→ Website and app data records
----------

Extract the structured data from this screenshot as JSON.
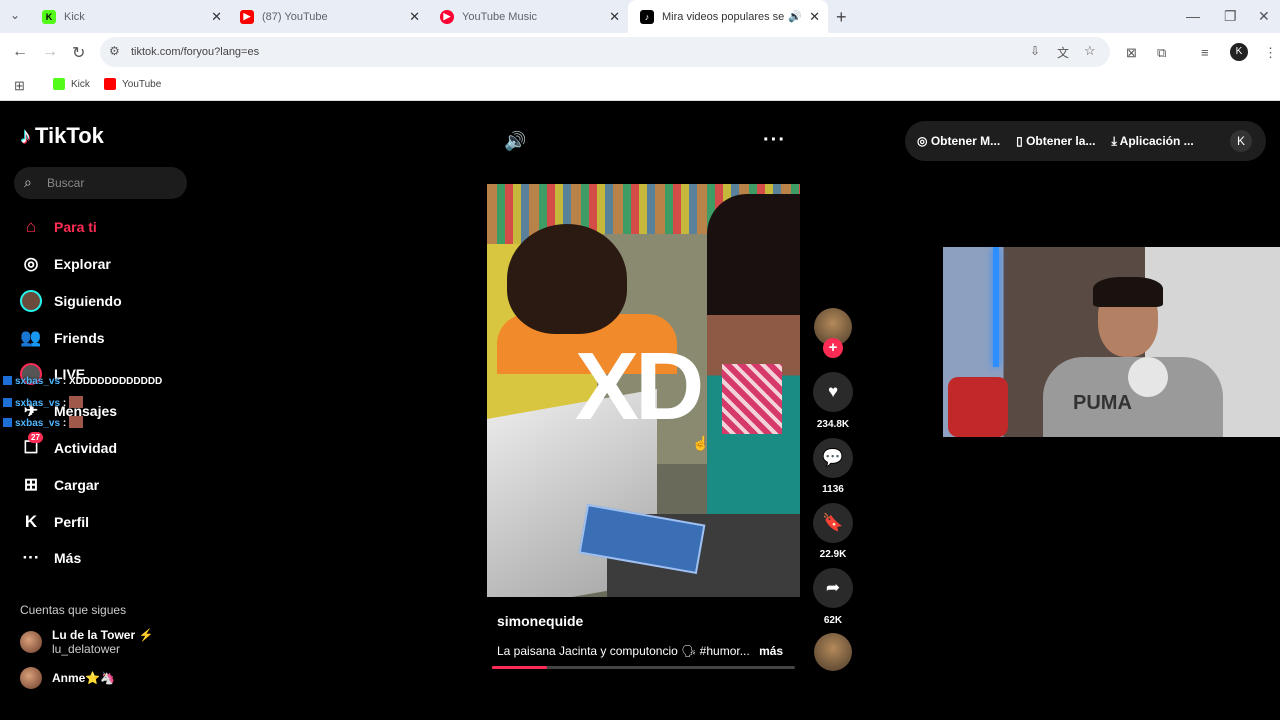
{
  "browser": {
    "tabs": [
      {
        "title": "Kick",
        "favicon_color": "#53fc18",
        "active": false
      },
      {
        "title": "(87) YouTube",
        "favicon_color": "#ff0000",
        "active": false
      },
      {
        "title": "YouTube Music",
        "favicon_color": "#ff0033",
        "active": false
      },
      {
        "title": "Mira videos populares selec",
        "favicon_color": "#000000",
        "active": true
      }
    ],
    "url": "tiktok.com/foryou?lang=es",
    "bookmarks": [
      {
        "label": "Kick",
        "color": "#53fc18"
      },
      {
        "label": "YouTube",
        "color": "#ff0000"
      }
    ]
  },
  "tiktok": {
    "logo": "TikTok",
    "search_placeholder": "Buscar",
    "nav": [
      {
        "label": "Para ti",
        "icon": "home-icon",
        "active": true
      },
      {
        "label": "Explorar",
        "icon": "compass-icon"
      },
      {
        "label": "Siguiendo",
        "icon": "following-icon"
      },
      {
        "label": "Friends",
        "icon": "friends-icon"
      },
      {
        "label": "LIVE",
        "icon": "live-icon"
      },
      {
        "label": "Mensajes",
        "icon": "messages-icon"
      },
      {
        "label": "Actividad",
        "icon": "activity-icon",
        "badge": "27"
      },
      {
        "label": "Cargar",
        "icon": "upload-icon"
      },
      {
        "label": "Perfil",
        "icon": "profile-icon"
      },
      {
        "label": "Más",
        "icon": "more-icon"
      }
    ],
    "following_title": "Cuentas que sigues",
    "following": [
      {
        "name": "Lu de la Tower ⚡",
        "handle": "lu_delatower"
      },
      {
        "name": "Anme⭐🦄",
        "handle": ""
      }
    ],
    "topbar": {
      "b1": "Obtener M...",
      "b2": "Obtener la...",
      "b3": "Aplicación ...",
      "avatar_letter": "K"
    },
    "video": {
      "overlay_text": "XD",
      "author": "simonequide",
      "description": "La paisana Jacinta y computoncio 🗣 #humor...",
      "more": "más",
      "progress": 0.18
    },
    "actions": {
      "likes": "234.8K",
      "comments": "1136",
      "saves": "22.9K",
      "shares": "62K"
    }
  },
  "chat_overlay": [
    {
      "user": "sxbas_vs",
      "msg": "XDDDDDDDDDDDD"
    },
    {
      "user": "sxbas_vs",
      "msg": ""
    },
    {
      "user": "sxbas_vs",
      "msg": ""
    }
  ],
  "webcam": {
    "shirt_text": "PUMA"
  }
}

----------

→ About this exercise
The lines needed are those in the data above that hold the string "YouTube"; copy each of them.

→ Written answer
        "title": "(87) YouTube",
        "title": "YouTube Music",
        "label": "YouTube",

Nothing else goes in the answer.